◆ **TASK DETAILS**:
Only an exact repetition of the entries will do.

◆ **DATA**:
◆ ◆ ◆ ◆ ◆ ◆ ◆

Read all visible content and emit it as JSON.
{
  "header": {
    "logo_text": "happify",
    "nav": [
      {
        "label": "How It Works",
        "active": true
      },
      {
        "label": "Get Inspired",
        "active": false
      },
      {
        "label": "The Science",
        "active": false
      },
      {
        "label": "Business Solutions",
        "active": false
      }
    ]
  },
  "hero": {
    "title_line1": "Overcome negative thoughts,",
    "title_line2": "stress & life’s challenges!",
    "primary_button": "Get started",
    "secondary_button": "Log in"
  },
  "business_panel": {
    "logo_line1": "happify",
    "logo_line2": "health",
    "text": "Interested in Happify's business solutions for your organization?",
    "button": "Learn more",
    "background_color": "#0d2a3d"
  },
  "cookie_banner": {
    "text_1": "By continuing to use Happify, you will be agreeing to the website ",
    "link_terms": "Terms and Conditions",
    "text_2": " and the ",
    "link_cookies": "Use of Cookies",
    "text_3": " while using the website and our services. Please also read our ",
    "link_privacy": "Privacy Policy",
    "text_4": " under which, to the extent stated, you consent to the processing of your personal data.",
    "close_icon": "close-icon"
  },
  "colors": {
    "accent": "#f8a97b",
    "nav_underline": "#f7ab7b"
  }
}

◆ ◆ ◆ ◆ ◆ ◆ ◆

◆ **EXERCISE ANSWER**:
Read all visible content and emit it as JSON.
{
  "header": {
    "logo_text": "happify",
    "nav": [
      {
        "label": "How It Works",
        "active": true
      },
      {
        "label": "Get Inspired",
        "active": false
      },
      {
        "label": "The Science",
        "active": false
      },
      {
        "label": "Business Solutions",
        "active": false
      }
    ]
  },
  "hero": {
    "title_line1": "Overcome negative thoughts,",
    "title_line2": "stress & life’s challenges!",
    "primary_button": "Get started",
    "secondary_button": "Log in"
  },
  "business_panel": {
    "logo_line1": "happify",
    "logo_line2": "health",
    "text": "Interested in Happify's business solutions for your organization?",
    "button": "Learn more",
    "background_color": "#0d2a3d"
  },
  "cookie_banner": {
    "text_1": "By continuing to use Happify, you will be agreeing to the website ",
    "link_terms": "Terms and Conditions",
    "text_2": " and the ",
    "link_cookies": "Use of Cookies",
    "text_3": " while using the website and our services. Please also read our ",
    "link_privacy": "Privacy Policy",
    "text_4": " under which, to the extent stated, you consent to the processing of your personal data.",
    "close_icon": "close-icon"
  },
  "colors": {
    "accent": "#f8a97b",
    "nav_underline": "#f7ab7b"
  }
}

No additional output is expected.